» **TASK DATA**:

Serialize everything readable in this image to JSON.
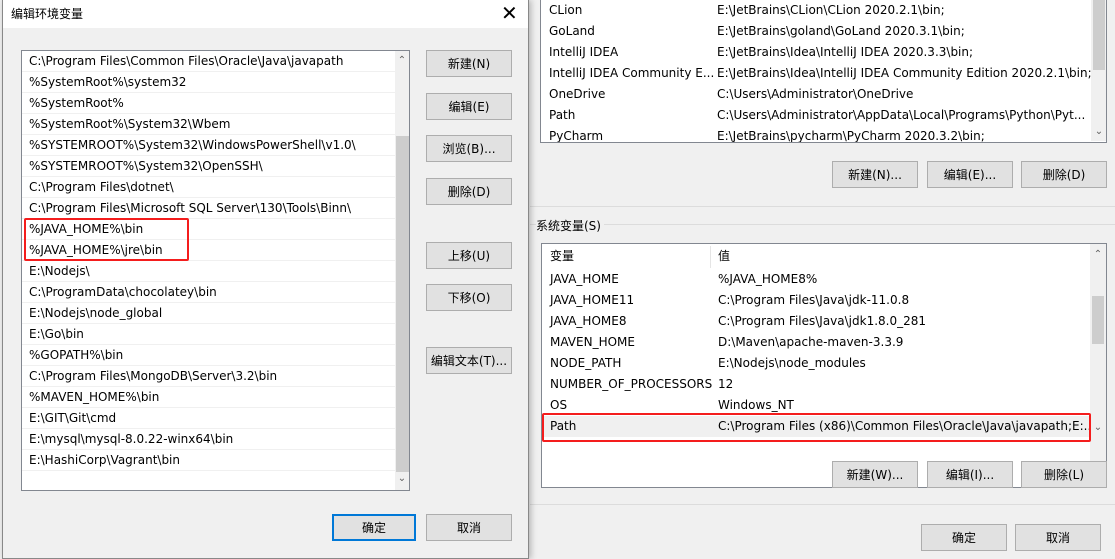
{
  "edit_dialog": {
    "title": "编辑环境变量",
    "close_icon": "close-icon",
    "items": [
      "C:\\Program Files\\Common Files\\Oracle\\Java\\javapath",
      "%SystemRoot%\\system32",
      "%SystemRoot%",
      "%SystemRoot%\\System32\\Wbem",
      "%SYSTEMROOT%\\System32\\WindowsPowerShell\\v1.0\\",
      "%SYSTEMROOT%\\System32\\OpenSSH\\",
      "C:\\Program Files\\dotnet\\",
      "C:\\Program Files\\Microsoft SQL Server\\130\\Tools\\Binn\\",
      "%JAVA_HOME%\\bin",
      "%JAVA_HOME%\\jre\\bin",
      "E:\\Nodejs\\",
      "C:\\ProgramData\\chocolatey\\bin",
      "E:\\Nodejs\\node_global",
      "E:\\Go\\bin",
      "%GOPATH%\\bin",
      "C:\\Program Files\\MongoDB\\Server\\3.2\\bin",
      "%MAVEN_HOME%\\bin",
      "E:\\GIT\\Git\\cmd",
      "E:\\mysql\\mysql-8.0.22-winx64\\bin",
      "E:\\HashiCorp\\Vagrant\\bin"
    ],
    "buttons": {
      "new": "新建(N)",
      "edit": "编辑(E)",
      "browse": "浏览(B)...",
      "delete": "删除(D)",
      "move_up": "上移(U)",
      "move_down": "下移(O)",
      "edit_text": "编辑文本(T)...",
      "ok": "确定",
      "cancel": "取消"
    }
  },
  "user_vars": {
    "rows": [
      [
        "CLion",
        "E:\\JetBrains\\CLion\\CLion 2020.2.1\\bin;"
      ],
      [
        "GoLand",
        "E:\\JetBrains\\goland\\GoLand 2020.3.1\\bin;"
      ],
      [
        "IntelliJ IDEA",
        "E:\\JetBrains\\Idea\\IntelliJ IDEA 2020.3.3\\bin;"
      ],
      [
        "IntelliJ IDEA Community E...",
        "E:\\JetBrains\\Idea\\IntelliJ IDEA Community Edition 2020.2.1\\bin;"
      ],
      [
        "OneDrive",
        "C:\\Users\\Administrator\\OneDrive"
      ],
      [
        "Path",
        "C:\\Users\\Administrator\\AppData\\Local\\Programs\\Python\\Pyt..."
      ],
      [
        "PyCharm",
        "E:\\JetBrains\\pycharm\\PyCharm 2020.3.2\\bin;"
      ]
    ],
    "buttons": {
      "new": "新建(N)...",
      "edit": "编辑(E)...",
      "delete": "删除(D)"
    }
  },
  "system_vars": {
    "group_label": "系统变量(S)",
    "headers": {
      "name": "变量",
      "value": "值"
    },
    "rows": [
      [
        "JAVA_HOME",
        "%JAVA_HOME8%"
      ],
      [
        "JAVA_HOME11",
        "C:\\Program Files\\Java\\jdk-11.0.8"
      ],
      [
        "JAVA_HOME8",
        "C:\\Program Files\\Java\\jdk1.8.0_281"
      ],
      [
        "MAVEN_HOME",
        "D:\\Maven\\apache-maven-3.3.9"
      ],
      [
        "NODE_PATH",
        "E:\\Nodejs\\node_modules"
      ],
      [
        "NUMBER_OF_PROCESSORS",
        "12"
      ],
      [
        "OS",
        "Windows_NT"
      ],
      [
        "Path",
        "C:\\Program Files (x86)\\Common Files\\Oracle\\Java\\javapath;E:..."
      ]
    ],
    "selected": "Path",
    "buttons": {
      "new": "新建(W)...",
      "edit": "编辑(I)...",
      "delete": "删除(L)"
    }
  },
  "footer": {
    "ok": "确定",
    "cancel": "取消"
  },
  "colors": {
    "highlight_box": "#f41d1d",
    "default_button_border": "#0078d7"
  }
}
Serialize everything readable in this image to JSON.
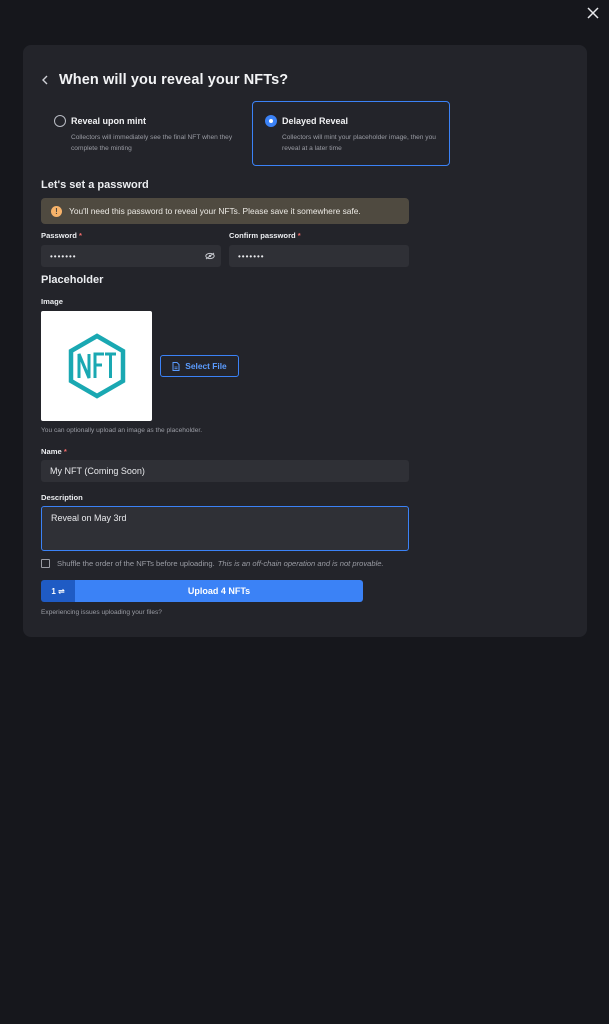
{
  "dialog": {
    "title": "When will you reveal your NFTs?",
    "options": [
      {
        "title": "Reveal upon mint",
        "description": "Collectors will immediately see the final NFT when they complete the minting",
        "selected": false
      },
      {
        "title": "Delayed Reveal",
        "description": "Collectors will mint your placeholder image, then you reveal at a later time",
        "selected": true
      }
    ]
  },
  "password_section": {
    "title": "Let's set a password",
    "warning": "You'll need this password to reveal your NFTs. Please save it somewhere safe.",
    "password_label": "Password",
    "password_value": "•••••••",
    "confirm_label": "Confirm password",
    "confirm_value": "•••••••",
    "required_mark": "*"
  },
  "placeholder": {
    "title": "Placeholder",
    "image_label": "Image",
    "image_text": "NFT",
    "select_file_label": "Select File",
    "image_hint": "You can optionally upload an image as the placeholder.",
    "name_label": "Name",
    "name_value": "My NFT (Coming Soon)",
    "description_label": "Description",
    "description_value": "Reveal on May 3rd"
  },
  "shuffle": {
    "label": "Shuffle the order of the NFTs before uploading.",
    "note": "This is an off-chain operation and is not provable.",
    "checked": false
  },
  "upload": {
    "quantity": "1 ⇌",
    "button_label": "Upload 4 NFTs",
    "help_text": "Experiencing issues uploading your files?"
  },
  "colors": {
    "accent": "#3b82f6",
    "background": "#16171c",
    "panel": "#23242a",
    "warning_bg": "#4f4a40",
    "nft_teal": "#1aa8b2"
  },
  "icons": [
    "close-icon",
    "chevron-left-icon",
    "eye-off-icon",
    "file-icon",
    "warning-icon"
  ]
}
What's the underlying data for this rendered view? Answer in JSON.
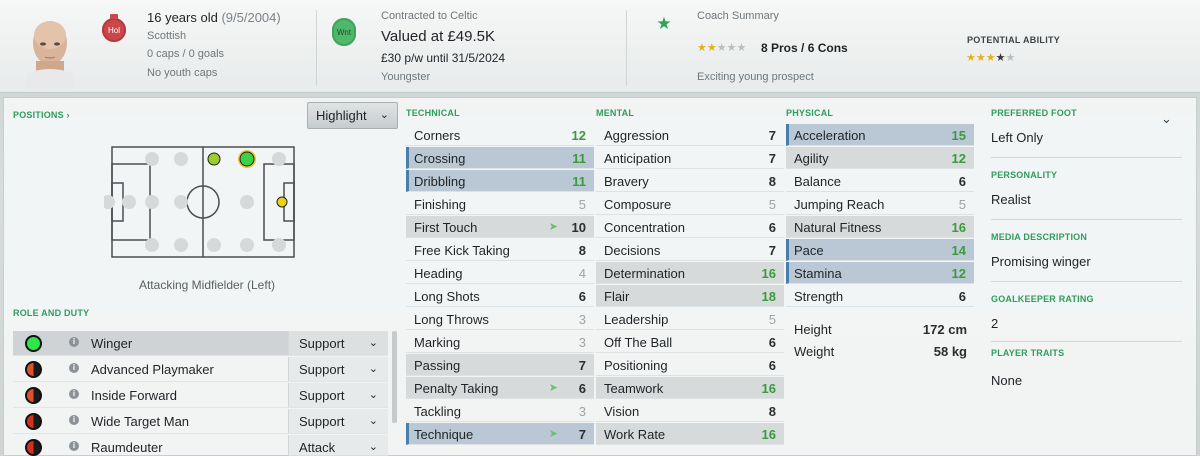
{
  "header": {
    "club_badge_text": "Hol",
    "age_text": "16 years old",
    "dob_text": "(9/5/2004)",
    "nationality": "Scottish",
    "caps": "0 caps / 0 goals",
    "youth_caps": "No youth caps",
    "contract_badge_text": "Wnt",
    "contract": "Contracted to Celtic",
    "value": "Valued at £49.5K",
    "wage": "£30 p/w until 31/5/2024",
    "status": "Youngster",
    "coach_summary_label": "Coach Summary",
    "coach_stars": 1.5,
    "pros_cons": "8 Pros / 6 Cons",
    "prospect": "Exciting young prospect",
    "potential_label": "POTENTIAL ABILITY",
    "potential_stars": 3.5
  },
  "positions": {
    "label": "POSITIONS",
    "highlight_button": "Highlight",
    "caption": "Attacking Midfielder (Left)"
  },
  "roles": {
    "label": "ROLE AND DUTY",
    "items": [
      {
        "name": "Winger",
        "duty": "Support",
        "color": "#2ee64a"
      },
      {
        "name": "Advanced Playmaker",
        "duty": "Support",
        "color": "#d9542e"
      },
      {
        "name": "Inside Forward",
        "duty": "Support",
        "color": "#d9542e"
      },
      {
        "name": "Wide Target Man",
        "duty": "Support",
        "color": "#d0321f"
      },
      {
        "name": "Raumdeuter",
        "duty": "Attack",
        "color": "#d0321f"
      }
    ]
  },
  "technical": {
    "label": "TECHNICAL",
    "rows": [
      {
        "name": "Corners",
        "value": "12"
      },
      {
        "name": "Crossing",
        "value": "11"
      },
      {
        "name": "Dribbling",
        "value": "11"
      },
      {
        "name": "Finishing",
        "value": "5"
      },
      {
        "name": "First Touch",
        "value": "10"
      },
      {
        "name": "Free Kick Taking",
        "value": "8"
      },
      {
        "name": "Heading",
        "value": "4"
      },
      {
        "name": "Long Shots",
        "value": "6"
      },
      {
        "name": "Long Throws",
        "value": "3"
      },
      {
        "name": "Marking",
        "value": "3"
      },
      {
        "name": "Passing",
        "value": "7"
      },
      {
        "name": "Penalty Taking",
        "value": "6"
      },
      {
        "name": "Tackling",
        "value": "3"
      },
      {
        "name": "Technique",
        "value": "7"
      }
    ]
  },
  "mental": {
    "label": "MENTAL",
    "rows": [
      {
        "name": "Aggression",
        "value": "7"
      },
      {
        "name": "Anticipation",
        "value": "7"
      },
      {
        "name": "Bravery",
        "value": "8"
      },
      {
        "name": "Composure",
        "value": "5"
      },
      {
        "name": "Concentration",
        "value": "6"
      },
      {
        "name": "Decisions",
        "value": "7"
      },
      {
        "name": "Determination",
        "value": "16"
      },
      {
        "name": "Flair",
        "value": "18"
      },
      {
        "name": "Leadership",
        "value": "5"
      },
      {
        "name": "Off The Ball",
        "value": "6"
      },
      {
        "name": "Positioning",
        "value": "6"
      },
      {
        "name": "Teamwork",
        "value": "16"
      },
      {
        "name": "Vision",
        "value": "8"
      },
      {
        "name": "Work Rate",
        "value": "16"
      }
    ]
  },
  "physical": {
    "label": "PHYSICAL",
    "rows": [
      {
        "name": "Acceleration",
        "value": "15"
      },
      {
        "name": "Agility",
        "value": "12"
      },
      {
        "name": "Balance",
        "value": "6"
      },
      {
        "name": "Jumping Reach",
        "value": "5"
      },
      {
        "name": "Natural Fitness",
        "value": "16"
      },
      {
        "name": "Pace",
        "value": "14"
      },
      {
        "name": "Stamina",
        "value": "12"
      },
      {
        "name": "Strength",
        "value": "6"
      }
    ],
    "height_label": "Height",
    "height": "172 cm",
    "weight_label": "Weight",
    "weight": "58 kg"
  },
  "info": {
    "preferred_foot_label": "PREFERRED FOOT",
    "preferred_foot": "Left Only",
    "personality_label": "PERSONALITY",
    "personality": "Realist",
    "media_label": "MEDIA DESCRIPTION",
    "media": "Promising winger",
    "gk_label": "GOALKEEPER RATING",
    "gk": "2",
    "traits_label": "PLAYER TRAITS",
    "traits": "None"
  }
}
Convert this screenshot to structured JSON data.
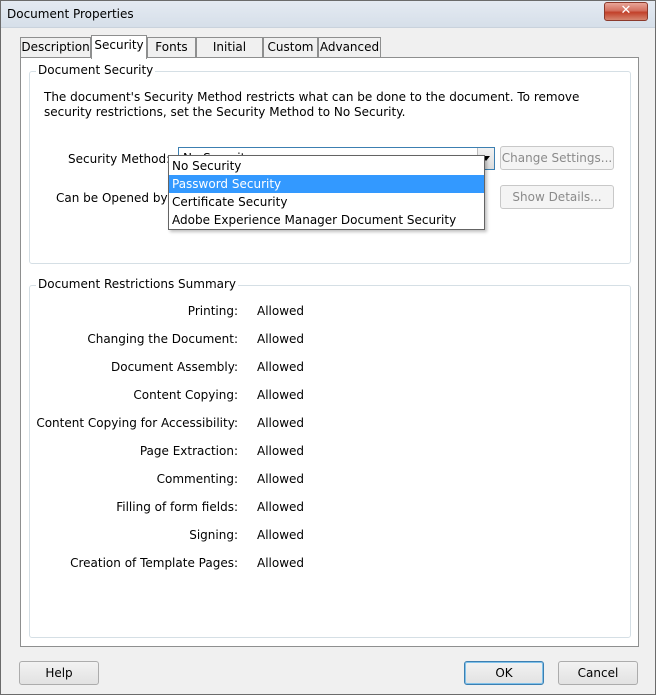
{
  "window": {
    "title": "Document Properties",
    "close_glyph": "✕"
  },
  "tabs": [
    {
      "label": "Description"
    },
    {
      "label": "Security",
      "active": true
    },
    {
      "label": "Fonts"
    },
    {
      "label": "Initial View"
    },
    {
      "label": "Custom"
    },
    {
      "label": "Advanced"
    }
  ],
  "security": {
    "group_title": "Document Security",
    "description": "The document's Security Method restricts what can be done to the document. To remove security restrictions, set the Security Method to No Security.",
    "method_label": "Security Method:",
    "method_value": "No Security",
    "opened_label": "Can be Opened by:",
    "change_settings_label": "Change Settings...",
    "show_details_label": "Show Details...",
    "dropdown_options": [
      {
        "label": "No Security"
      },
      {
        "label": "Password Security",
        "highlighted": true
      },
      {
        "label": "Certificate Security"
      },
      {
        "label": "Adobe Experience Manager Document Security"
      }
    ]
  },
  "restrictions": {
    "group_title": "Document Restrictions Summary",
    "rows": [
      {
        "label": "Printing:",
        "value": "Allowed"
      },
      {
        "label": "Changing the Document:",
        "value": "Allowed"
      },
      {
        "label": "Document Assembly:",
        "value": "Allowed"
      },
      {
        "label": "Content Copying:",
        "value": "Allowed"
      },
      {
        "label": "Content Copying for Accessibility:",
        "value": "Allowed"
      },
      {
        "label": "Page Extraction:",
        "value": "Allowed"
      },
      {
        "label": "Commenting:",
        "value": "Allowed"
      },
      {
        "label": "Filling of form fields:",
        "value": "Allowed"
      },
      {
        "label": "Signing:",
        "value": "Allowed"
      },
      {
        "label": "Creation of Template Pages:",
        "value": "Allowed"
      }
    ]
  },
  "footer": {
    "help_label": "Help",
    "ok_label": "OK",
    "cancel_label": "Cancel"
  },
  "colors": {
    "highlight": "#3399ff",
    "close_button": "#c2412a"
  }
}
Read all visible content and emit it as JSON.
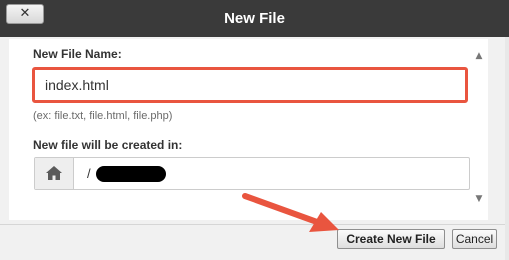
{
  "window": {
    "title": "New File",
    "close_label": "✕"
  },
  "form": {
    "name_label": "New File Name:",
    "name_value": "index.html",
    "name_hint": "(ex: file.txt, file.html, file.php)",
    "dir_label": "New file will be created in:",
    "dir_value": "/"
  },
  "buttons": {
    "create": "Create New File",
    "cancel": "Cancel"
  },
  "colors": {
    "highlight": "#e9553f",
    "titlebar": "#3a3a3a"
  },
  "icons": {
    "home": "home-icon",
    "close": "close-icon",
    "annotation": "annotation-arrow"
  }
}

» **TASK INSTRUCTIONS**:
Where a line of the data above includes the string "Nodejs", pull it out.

» **ANSWER BOX**:
      "E:\\Nodejs\\",
      "E:\\Nodejs\\node_global",
        "E:\\Nodejs\\node_modules"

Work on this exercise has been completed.